When “Slow Boy” surfaced a few months back, I jammed it a few times, shrugged, and moved on. The song sounded like a spirited throwaway session between two old friends, neighbors, and tourmates who happen to be Sonic Youth’s Kim Gordon and Dinosaur Jr’s J. Mascis. For those well-versed with both bands, it’s easy to what powers this collaboration for granted—Gordon’s sheared snarl, Mascis’ warped fuzz-out guitar—even as one overlooks how ably these elements complement one another. Relative familiarity makes short work of awe; the kinetic sting and unintelligible lyricism means that “Slow Boy” passes in a blur, almost unnoticed, until you regroup and lend another ear.

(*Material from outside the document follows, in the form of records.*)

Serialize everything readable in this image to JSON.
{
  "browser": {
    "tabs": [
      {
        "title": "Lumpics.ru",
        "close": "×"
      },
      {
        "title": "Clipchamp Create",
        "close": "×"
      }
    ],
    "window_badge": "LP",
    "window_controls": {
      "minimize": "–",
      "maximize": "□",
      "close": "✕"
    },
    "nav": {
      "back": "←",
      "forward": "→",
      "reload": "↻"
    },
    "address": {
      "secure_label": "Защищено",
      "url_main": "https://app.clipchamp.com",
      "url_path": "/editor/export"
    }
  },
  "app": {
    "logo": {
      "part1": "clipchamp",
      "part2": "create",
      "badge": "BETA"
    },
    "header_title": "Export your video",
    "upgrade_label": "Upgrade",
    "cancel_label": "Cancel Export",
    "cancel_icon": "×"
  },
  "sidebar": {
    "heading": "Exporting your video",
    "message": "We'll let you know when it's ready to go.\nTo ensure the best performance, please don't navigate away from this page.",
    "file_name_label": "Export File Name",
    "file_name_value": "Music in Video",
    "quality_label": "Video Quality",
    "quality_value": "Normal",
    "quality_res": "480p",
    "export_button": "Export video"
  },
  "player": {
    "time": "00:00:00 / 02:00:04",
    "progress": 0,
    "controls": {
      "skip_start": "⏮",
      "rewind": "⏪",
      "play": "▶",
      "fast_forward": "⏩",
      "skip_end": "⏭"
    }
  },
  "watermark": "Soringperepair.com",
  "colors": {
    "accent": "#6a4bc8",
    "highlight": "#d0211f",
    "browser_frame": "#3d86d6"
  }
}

What you’ll observe upon the return engagement is a taut, diagrammatic microcosm of Bush I-era rock ’n’ roll: willful walls of feedback and dissonance, virtuosic guitars windmilling along the Sunset Strip and around Boston basement venues, the spiteful slinging of verses that verges on sloganeering, a voice sucked through an array of effects and propelled into outer space. Everything sounds smudged and desperate, yet calculated and calibrated for maximum mosh-pit potential. “Slow Boy” could turn up on a compilation or mixtape between pre-instrumental era Black Flag and an early Nirvana number, and no one would bat an eyelash; it feels like a tribute to a time where springing for a spare pair of Chucks would have been a luxury for Mascis or Gordon.